Copy the listing exactly as given. Omit every picture.
:: INPUT DATA ::
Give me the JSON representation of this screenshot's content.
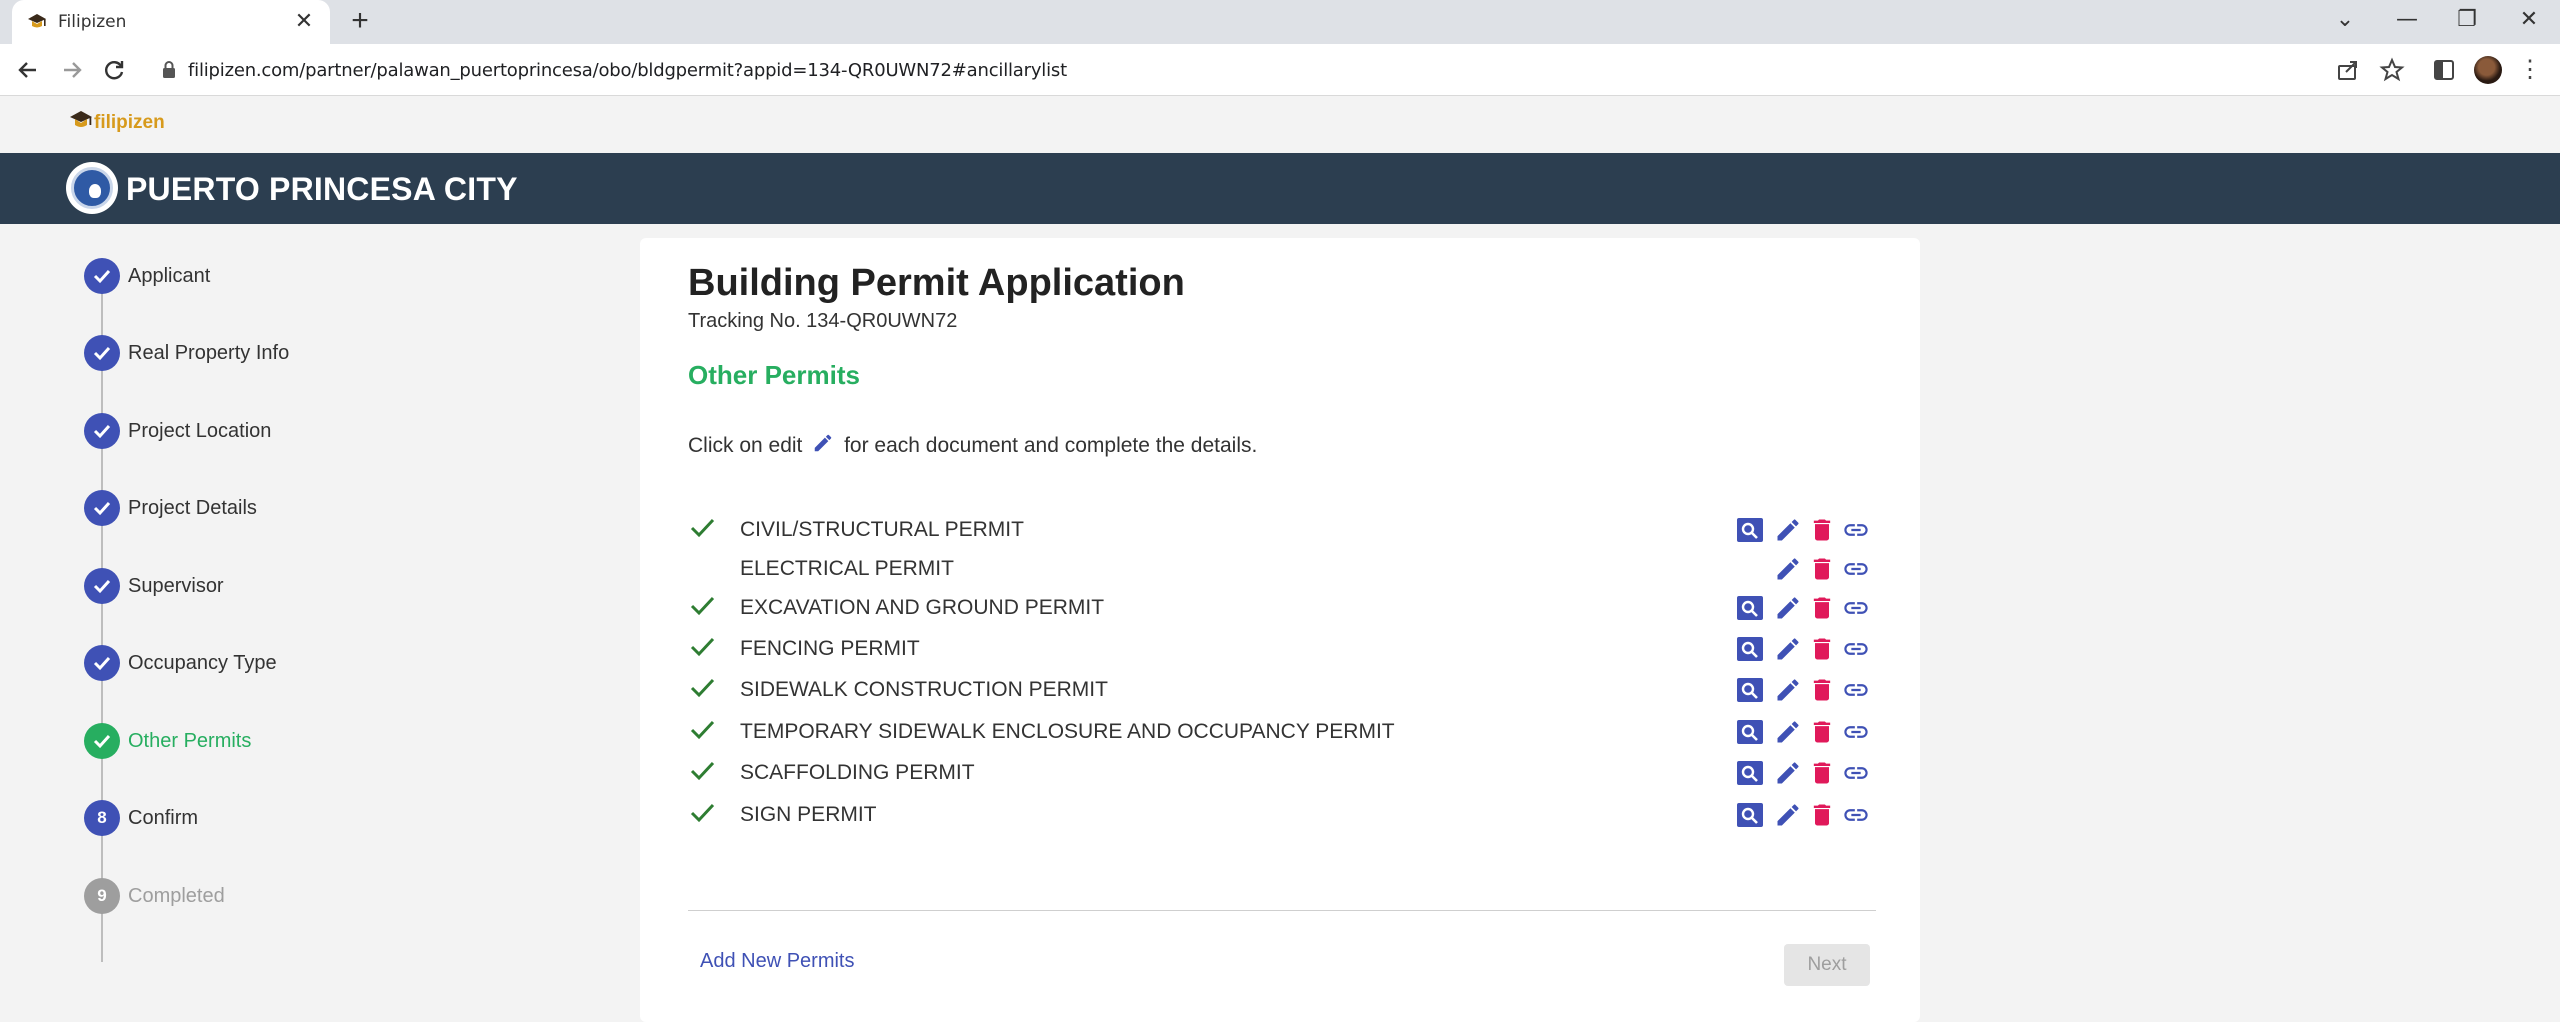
{
  "browser": {
    "tab_title": "Filipizen",
    "tab_close": "✕",
    "new_tab": "+",
    "url": "filipizen.com/partner/palawan_puertoprincesa/obo/bldgpermit?appid=134-QR0UWN72#ancillarylist",
    "window_controls": [
      "⌄",
      "—",
      "❐",
      "✕"
    ]
  },
  "brand": {
    "name": "filipizen"
  },
  "header": {
    "city": "PUERTO PRINCESA CITY"
  },
  "steps": [
    {
      "label": "Applicant",
      "state": "done"
    },
    {
      "label": "Real Property Info",
      "state": "done"
    },
    {
      "label": "Project Location",
      "state": "done"
    },
    {
      "label": "Project Details",
      "state": "done"
    },
    {
      "label": "Supervisor",
      "state": "done"
    },
    {
      "label": "Occupancy Type",
      "state": "done"
    },
    {
      "label": "Other Permits",
      "state": "active"
    },
    {
      "label": "Confirm",
      "state": "pending",
      "number": "8"
    },
    {
      "label": "Completed",
      "state": "disabled",
      "number": "9"
    }
  ],
  "card": {
    "title": "Building Permit Application",
    "tracking": "Tracking No. 134-QR0UWN72",
    "section": "Other Permits",
    "instruction_before": "Click on edit",
    "instruction_after": "for each document and complete the details.",
    "permits": [
      {
        "name": "CIVIL/STRUCTURAL PERMIT",
        "checked": true,
        "viewable": true
      },
      {
        "name": "ELECTRICAL PERMIT",
        "checked": false,
        "viewable": false
      },
      {
        "name": "EXCAVATION AND GROUND PERMIT",
        "checked": true,
        "viewable": true
      },
      {
        "name": "FENCING PERMIT",
        "checked": true,
        "viewable": true
      },
      {
        "name": "SIDEWALK CONSTRUCTION PERMIT",
        "checked": true,
        "viewable": true
      },
      {
        "name": "TEMPORARY SIDEWALK ENCLOSURE AND OCCUPANCY PERMIT",
        "checked": true,
        "viewable": true
      },
      {
        "name": "SCAFFOLDING PERMIT",
        "checked": true,
        "viewable": true
      },
      {
        "name": "SIGN PERMIT",
        "checked": true,
        "viewable": true
      }
    ],
    "add_link": "Add New Permits",
    "next_button": "Next"
  },
  "colors": {
    "header_bg": "#2c3e50",
    "step_blue": "#3f51b5",
    "active_green": "#27ae60",
    "delete_red": "#e0195a",
    "brand_gold": "#d79a1c"
  }
}
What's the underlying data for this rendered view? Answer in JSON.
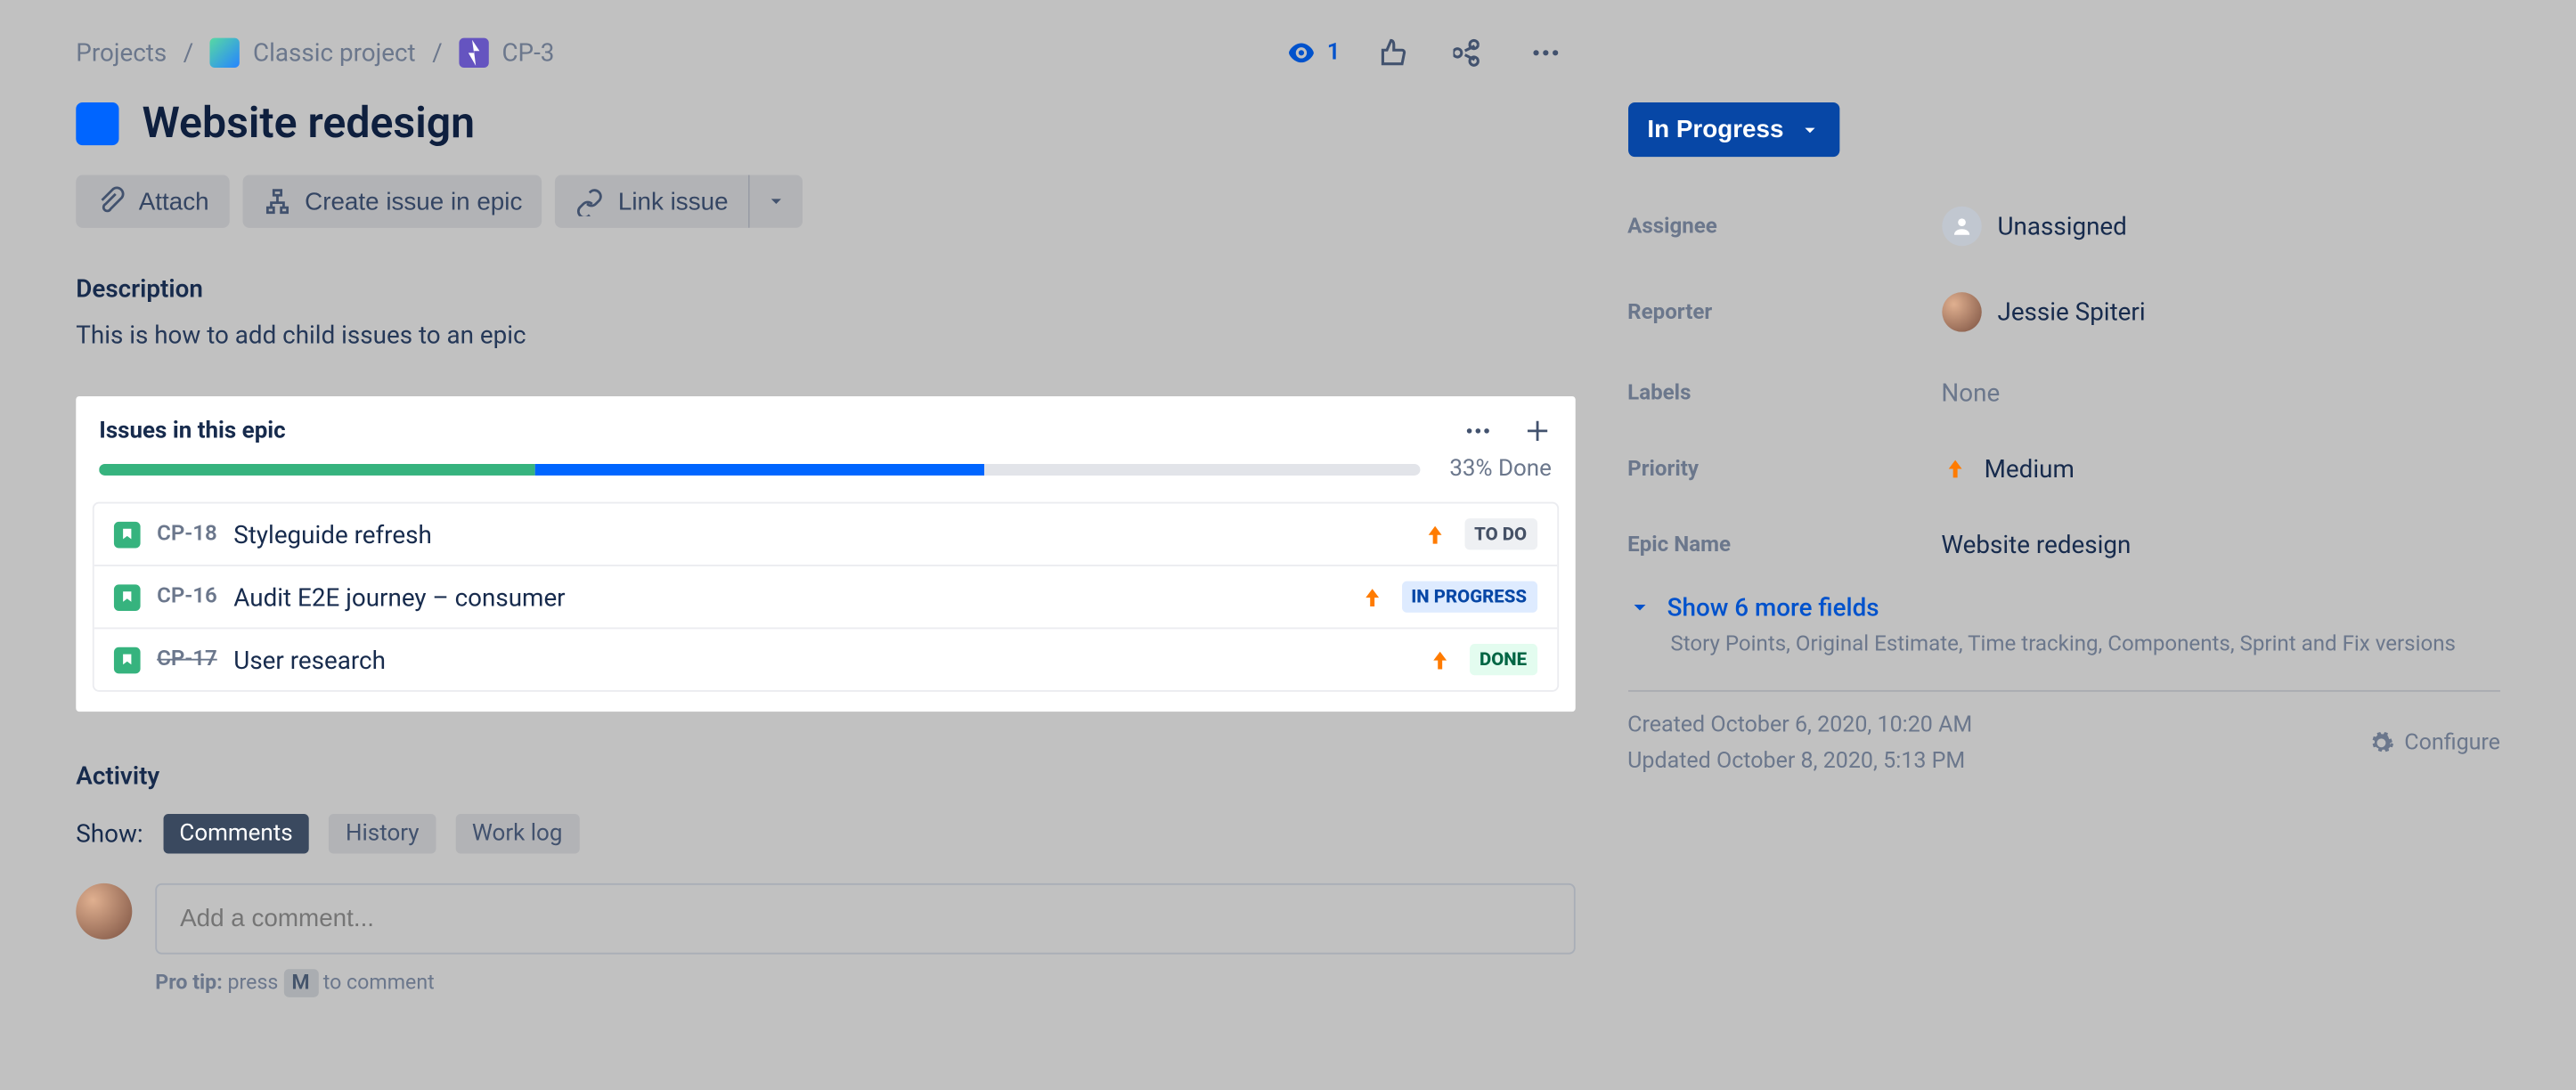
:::
● **OUTPUT OF THE EXERCISE**:
Give me the JSON representation of this screenshot's content.
{
  "browser": {
    "tab_title": "Filipizen",
    "tab_close": "✕",
    "new_tab": "+",
    "url": "filipizen.com/partner/palawan_puertoprincesa/obo/bldgpermit?appid=134-QR0UWN72#ancillarylist",
    "window_controls": [
      "⌄",
      "—",
      "❐",
      "✕"
    ]
  },
  "brand": {
    "name": "filipizen"
  },
  "header": {
    "city": "PUERTO PRINCESA CITY"
  },
  "steps": [
    {
      "label": "Applicant",
      "state": "done"
    },
    {
      "label": "Real Property Info",
      "state": "done"
    },
    {
      "label": "Project Location",
      "state": "done"
    },
    {
      "label": "Project Details",
      "state": "done"
    },
    {
      "label": "Supervisor",
      "state": "done"
    },
    {
      "label": "Occupancy Type",
      "state": "done"
    },
    {
      "label": "Other Permits",
      "state": "active"
    },
    {
      "label": "Confirm",
      "state": "pending",
      "number": "8"
    },
    {
      "label": "Completed",
      "state": "disabled",
      "number": "9"
    }
  ],
  "card": {
    "title": "Building Permit Application",
    "tracking": "Tracking No. 134-QR0UWN72",
    "section": "Other Permits",
    "instruction_before": "Click on edit",
    "instruction_after": "for each document and complete the details.",
    "permits": [
      {
        "name": "CIVIL/STRUCTURAL PERMIT",
        "checked": true,
        "viewable": true
      },
      {
        "name": "ELECTRICAL PERMIT",
        "checked": false,
        "viewable": false
      },
      {
        "name": "EXCAVATION AND GROUND PERMIT",
        "checked": true,
        "viewable": true
      },
      {
        "name": "FENCING PERMIT",
        "checked": true,
        "viewable": true
      },
      {
        "name": "SIDEWALK CONSTRUCTION PERMIT",
        "checked": true,
        "viewable": true
      },
      {
        "name": "TEMPORARY SIDEWALK ENCLOSURE AND OCCUPANCY PERMIT",
        "checked": true,
        "viewable": true
      },
      {
        "name": "SCAFFOLDING PERMIT",
        "checked": true,
        "viewable": true
      },
      {
        "name": "SIGN PERMIT",
        "checked": true,
        "viewable": true
      }
    ],
    "add_link": "Add New Permits",
    "next_button": "Next"
  },
  "colors": {
    "header_bg": "#2c3e50",
    "step_blue": "#3f51b5",
    "active_green": "#27ae60",
    "delete_red": "#e0195a",
    "brand_gold": "#d79a1c"
  }
}
What's the underlying data for this rendered view? Answer in JSON.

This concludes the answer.